=== Section Start ===
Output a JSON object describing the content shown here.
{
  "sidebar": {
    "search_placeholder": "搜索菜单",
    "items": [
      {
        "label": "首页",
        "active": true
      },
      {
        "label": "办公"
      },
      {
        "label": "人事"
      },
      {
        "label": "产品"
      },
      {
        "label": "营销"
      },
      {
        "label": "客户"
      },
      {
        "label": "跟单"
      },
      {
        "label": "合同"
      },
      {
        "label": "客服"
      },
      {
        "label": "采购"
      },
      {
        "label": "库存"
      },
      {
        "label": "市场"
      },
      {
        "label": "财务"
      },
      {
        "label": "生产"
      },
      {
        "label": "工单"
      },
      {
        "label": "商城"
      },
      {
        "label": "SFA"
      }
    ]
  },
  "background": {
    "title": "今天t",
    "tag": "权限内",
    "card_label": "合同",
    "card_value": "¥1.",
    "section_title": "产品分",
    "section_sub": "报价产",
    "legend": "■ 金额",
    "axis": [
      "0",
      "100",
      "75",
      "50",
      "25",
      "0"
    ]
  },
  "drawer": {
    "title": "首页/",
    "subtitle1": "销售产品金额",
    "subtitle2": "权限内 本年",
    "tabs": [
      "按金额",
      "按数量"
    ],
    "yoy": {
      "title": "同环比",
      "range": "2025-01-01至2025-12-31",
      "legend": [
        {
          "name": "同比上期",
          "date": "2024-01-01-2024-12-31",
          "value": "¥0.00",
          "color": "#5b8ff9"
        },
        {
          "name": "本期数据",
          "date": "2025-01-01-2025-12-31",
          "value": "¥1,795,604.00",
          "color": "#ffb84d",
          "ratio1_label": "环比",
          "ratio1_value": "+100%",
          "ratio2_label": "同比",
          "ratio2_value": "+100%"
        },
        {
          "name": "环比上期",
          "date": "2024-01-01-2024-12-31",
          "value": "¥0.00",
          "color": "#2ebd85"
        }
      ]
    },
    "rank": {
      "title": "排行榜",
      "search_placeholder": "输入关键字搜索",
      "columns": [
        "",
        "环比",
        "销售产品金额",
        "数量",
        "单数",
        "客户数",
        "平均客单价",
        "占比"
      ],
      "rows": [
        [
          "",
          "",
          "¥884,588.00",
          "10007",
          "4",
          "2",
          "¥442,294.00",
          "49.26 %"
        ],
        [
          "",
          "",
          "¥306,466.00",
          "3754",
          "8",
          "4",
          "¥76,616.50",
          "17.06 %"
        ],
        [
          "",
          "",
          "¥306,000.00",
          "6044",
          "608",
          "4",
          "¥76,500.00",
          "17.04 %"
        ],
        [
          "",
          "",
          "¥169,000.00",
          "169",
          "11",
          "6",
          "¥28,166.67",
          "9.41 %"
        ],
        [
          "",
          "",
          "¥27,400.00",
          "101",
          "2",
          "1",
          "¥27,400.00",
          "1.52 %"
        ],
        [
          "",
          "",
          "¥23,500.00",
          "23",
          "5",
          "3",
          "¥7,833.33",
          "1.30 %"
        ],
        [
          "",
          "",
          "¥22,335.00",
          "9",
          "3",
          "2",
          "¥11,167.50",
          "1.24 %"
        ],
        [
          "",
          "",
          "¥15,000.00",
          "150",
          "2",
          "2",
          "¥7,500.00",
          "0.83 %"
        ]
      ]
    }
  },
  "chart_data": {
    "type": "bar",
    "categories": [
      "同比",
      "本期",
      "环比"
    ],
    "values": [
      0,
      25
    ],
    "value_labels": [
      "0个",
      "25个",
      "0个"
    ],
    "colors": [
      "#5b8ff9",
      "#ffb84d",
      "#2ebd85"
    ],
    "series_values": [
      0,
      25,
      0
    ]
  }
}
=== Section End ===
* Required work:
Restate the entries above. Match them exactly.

* Solution to this exercise:
Output a JSON object describing the content shown here.
{
  "sidebar": {
    "search_placeholder": "搜索菜单",
    "items": [
      {
        "label": "首页",
        "active": true
      },
      {
        "label": "办公"
      },
      {
        "label": "人事"
      },
      {
        "label": "产品"
      },
      {
        "label": "营销"
      },
      {
        "label": "客户"
      },
      {
        "label": "跟单"
      },
      {
        "label": "合同"
      },
      {
        "label": "客服"
      },
      {
        "label": "采购"
      },
      {
        "label": "库存"
      },
      {
        "label": "市场"
      },
      {
        "label": "财务"
      },
      {
        "label": "生产"
      },
      {
        "label": "工单"
      },
      {
        "label": "商城"
      },
      {
        "label": "SFA"
      }
    ]
  },
  "background": {
    "title": "今天t",
    "tag": "权限内",
    "card_label": "合同",
    "card_value": "¥1.",
    "section_title": "产品分",
    "section_sub": "报价产",
    "legend": "■ 金额",
    "axis": [
      "0",
      "100",
      "75",
      "50",
      "25",
      "0"
    ]
  },
  "drawer": {
    "title": "首页/",
    "subtitle1": "销售产品金额",
    "subtitle2": "权限内 本年",
    "tabs": [
      "按金额",
      "按数量"
    ],
    "yoy": {
      "title": "同环比",
      "range": "2025-01-01至2025-12-31",
      "legend": [
        {
          "name": "同比上期",
          "date": "2024-01-01-2024-12-31",
          "value": "¥0.00",
          "color": "#5b8ff9"
        },
        {
          "name": "本期数据",
          "date": "2025-01-01-2025-12-31",
          "value": "¥1,795,604.00",
          "color": "#ffb84d",
          "ratio1_label": "环比",
          "ratio1_value": "+100%",
          "ratio2_label": "同比",
          "ratio2_value": "+100%"
        },
        {
          "name": "环比上期",
          "date": "2024-01-01-2024-12-31",
          "value": "¥0.00",
          "color": "#2ebd85"
        }
      ]
    },
    "rank": {
      "title": "排行榜",
      "search_placeholder": "输入关键字搜索",
      "columns": [
        "",
        "环比",
        "销售产品金额",
        "数量",
        "单数",
        "客户数",
        "平均客单价",
        "占比"
      ],
      "rows": [
        [
          "",
          "",
          "¥884,588.00",
          "10007",
          "4",
          "2",
          "¥442,294.00",
          "49.26 %"
        ],
        [
          "",
          "",
          "¥306,466.00",
          "3754",
          "8",
          "4",
          "¥76,616.50",
          "17.06 %"
        ],
        [
          "",
          "",
          "¥306,000.00",
          "6044",
          "608",
          "4",
          "¥76,500.00",
          "17.04 %"
        ],
        [
          "",
          "",
          "¥169,000.00",
          "169",
          "11",
          "6",
          "¥28,166.67",
          "9.41 %"
        ],
        [
          "",
          "",
          "¥27,400.00",
          "101",
          "2",
          "1",
          "¥27,400.00",
          "1.52 %"
        ],
        [
          "",
          "",
          "¥23,500.00",
          "23",
          "5",
          "3",
          "¥7,833.33",
          "1.30 %"
        ],
        [
          "",
          "",
          "¥22,335.00",
          "9",
          "3",
          "2",
          "¥11,167.50",
          "1.24 %"
        ],
        [
          "",
          "",
          "¥15,000.00",
          "150",
          "2",
          "2",
          "¥7,500.00",
          "0.83 %"
        ]
      ]
    }
  },
  "chart_data": {
    "type": "bar",
    "categories": [
      "同比",
      "本期",
      "环比"
    ],
    "values": [
      0,
      25
    ],
    "value_labels": [
      "0个",
      "25个",
      "0个"
    ],
    "colors": [
      "#5b8ff9",
      "#ffb84d",
      "#2ebd85"
    ],
    "series_values": [
      0,
      25,
      0
    ]
  }
}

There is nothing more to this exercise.